If a recipe calls for a mixture of spices, I will combine those spices at least the night before I will need them. If pantry items like canned beans or tomato products are listed in the recipe, I will set out what I need the night before or in the morning if I have time. This small step will save you precious minutes when the meal-time crunch hits. No searching the dark corners of your cupboards or pantry for the can of whatever that you THOUGHT you bought a week ago.

My last tip as part of the preparation theme is to have a prepared pantry, fridge, and countertop.

*In my pantry you will always find canned tomatoes and beans, dried pastas, boxed low-sodium broth, and a variety of spices. You can make any number of vegetarian meals with just these ingredients!

*In my refrigerator, you can find eggs, a wedge of Parmesan cheese and blocks of other cheese, milk, and a number of fruits and veggies that require little or no prep to eat! One of my go-to meals when time is super crunched – scrambled eggs, toast, and fresh fruit like grapes or apple slices. Dinner on the table in 10 minutes or less (and not a lot of dishes)!

*Fresh potatoes, onions, and garlic are always on my countertop (with the potatoes and onions stored in separate areas to prevent the potatoes from rotting prematurely from the fumes of the onions). Potatoes and onions are great for frugal cooking. Baked potatoes are perfect as either a side dish or a filling main dish when topped with chili, broccoli and cheese, bacon, or any number of ways! Fresh onions and garlic add great flavor to most dishes.

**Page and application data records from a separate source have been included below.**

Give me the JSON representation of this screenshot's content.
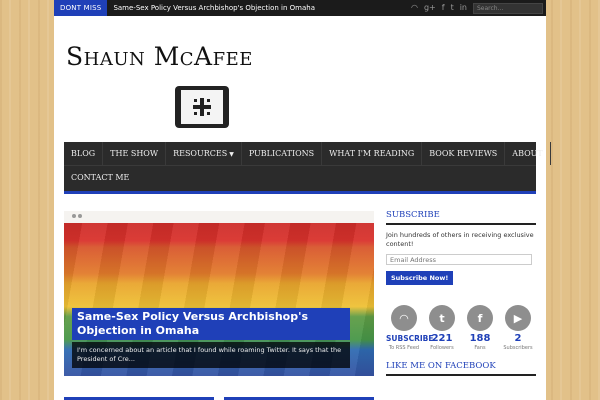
{
  "topbar": {
    "dont_miss": "DONT MISS",
    "ticker": "Same-Sex Policy Versus Archbishop's Objection in Omaha",
    "search_placeholder": "Search...",
    "icons": [
      "rss-icon",
      "google-plus-icon",
      "facebook-icon",
      "twitter-icon",
      "linkedin-icon"
    ]
  },
  "site": {
    "title": "Shaun McAfee"
  },
  "nav": {
    "row1": [
      {
        "label": "Blog"
      },
      {
        "label": "The Show"
      },
      {
        "label": "Resources",
        "dropdown": true
      },
      {
        "label": "Publications"
      },
      {
        "label": "What I'm Reading"
      },
      {
        "label": "Book Reviews"
      },
      {
        "label": "About"
      }
    ],
    "row2": [
      {
        "label": "Contact Me"
      }
    ]
  },
  "featured": {
    "title": "Same-Sex Policy Versus Archbishop's Objection in Omaha",
    "excerpt": "I'm concerned about an article that I found while roaming Twitter. It says that the President of Cre..."
  },
  "sidebar": {
    "subscribe_title": "Subscribe",
    "subscribe_desc": "Join hundreds of others in receiving exclusive content!",
    "email_placeholder": "Email Address",
    "subscribe_button": "Subscribe Now!",
    "social": [
      {
        "icon": "rss-icon",
        "glyph": "◠",
        "count": "SUBSCRIBE",
        "label": "To RSS Feed",
        "small": true
      },
      {
        "icon": "twitter-icon",
        "glyph": "t",
        "count": "221",
        "label": "Followers"
      },
      {
        "icon": "facebook-icon",
        "glyph": "f",
        "count": "188",
        "label": "Fans"
      },
      {
        "icon": "youtube-icon",
        "glyph": "▶",
        "count": "2",
        "label": "Subscribers"
      }
    ],
    "facebook_title": "Like me on Facebook"
  },
  "colors": {
    "accent": "#1f40b8",
    "nav_bg": "#2b2b2b",
    "topbar_bg": "#1b1b1b"
  }
}
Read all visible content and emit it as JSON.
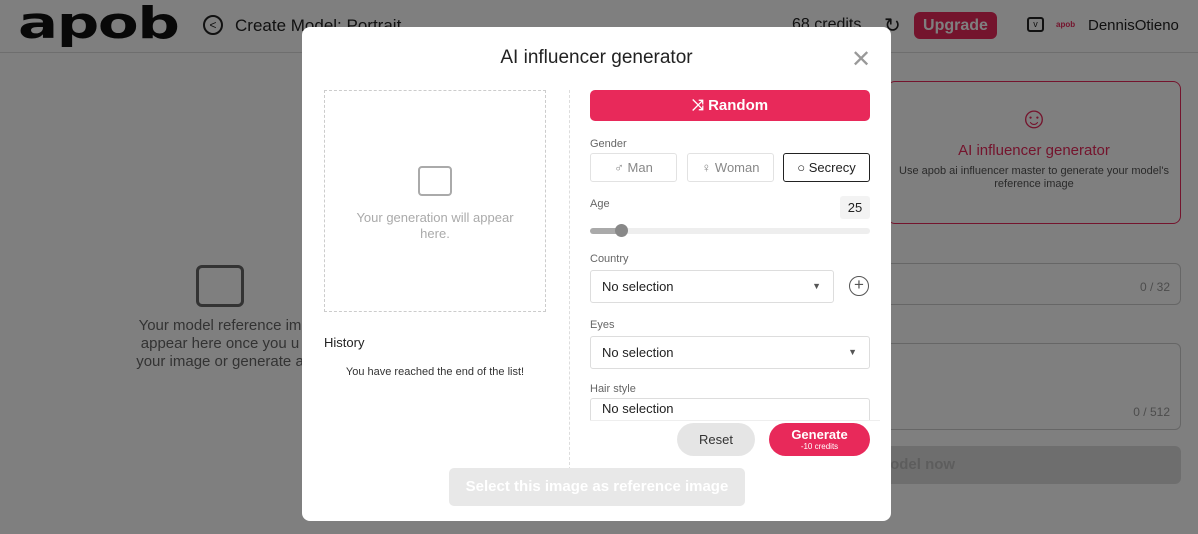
{
  "header": {
    "logo": "apob",
    "title": "Create Model: Portrait",
    "credits": "68 credits",
    "upgrade": "Upgrade",
    "mini_logo": "apob",
    "username": "DennisOtieno"
  },
  "background": {
    "placeholder": [
      "Your model reference im",
      "appear here once you u",
      "your image or generate a"
    ],
    "card": {
      "title": "AI influencer generator",
      "description": "Use apob ai influencer master to generate your model's reference image"
    },
    "name_counter": "0 / 32",
    "desc_counter": "0 / 512",
    "create_button": "Create model now"
  },
  "modal": {
    "title": "AI influencer generator",
    "preview_text": "Your generation will appear here.",
    "history_label": "History",
    "history_end": "You have reached the end of the list!",
    "random": "Random",
    "gender": {
      "label": "Gender",
      "options": [
        "Man",
        "Woman",
        "Secrecy"
      ],
      "selected": "Secrecy"
    },
    "age": {
      "label": "Age",
      "value": "25",
      "slider_fraction": 0.11
    },
    "country": {
      "label": "Country",
      "value": "No selection"
    },
    "eyes": {
      "label": "Eyes",
      "value": "No selection"
    },
    "hair": {
      "label": "Hair style",
      "value": "No selection"
    },
    "reset": "Reset",
    "generate": "Generate",
    "generate_cost": "-10 credits",
    "select_ref": "Select this image as reference image"
  },
  "colors": {
    "accent": "#e8295a"
  }
}
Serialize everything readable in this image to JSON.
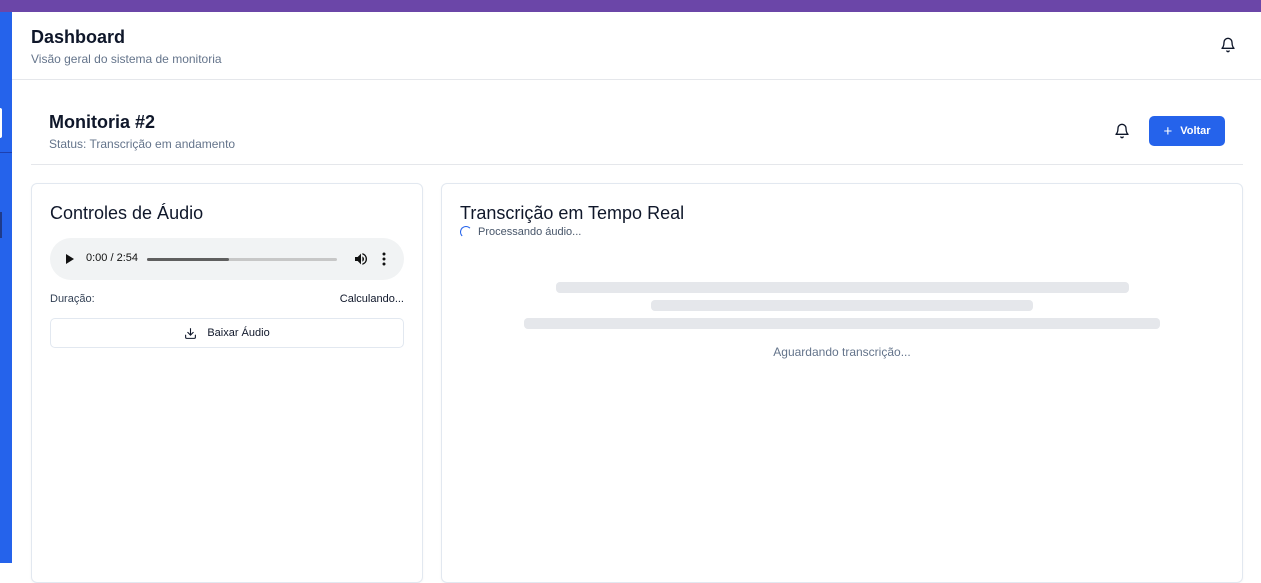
{
  "header": {
    "title": "Dashboard",
    "subtitle": "Visão geral do sistema de monitoria",
    "bell_icon": "bell-icon"
  },
  "page": {
    "title": "Monitoria #2",
    "status": "Status: Transcrição em andamento",
    "back_button": "Voltar",
    "back_button_icon": "plus-icon"
  },
  "audio_card": {
    "title": "Controles de Áudio",
    "player": {
      "time": "0:00 / 2:54",
      "progress_fraction": 0.43
    },
    "duration_label": "Duração:",
    "duration_value": "Calculando...",
    "download_button": "Baixar Áudio"
  },
  "transcription_card": {
    "title": "Transcrição em Tempo Real",
    "processing_text": "Processando áudio...",
    "waiting_text": "Aguardando transcrição..."
  },
  "colors": {
    "accent": "#2563eb",
    "topbar": "#6b46a8"
  }
}
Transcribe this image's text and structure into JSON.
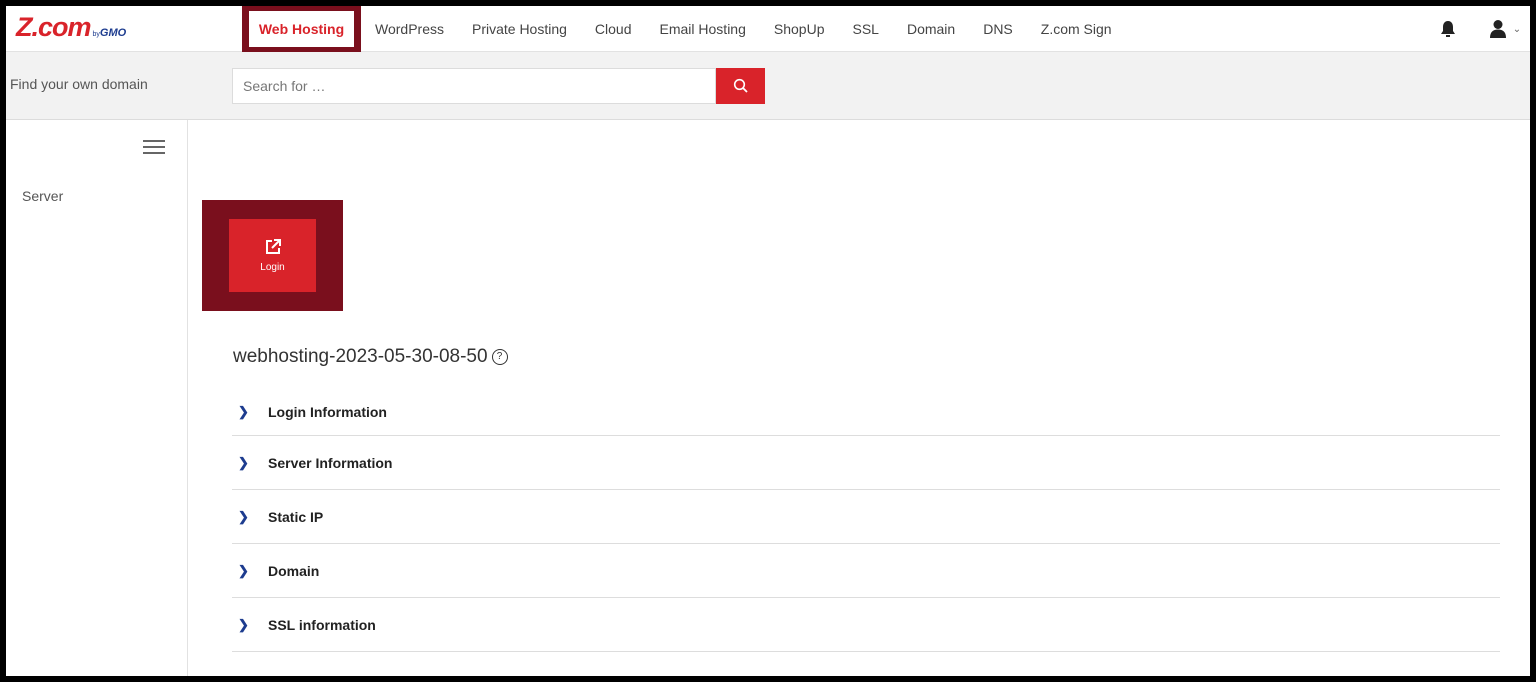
{
  "logo": {
    "main": "Z.com",
    "by": "by",
    "gmo": "GMO"
  },
  "nav": {
    "items": [
      {
        "label": "Web Hosting",
        "active": true
      },
      {
        "label": "WordPress"
      },
      {
        "label": "Private Hosting"
      },
      {
        "label": "Cloud"
      },
      {
        "label": "Email Hosting"
      },
      {
        "label": "ShopUp"
      },
      {
        "label": "SSL"
      },
      {
        "label": "Domain"
      },
      {
        "label": "DNS"
      },
      {
        "label": "Z.com Sign"
      }
    ]
  },
  "search": {
    "label": "Find your own domain",
    "placeholder": "Search for …"
  },
  "sidebar": {
    "items": [
      {
        "label": "Server"
      }
    ]
  },
  "main": {
    "login_label": "Login",
    "server_name": "webhosting-2023-05-30-08-50",
    "sections": [
      {
        "label": "Login Information"
      },
      {
        "label": "Server Information"
      },
      {
        "label": "Static IP"
      },
      {
        "label": "Domain"
      },
      {
        "label": "SSL information"
      }
    ]
  },
  "colors": {
    "brand_red": "#d9232a",
    "highlight": "#7a0f1d",
    "brand_blue": "#1d3c8f"
  }
}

These are just a few of the many preparation steps I use to save time in the kitchen. I would love to hear what techniques you use to save both your time and sanity when hunger hits and there seems to be no time to get a healthy meal on the table!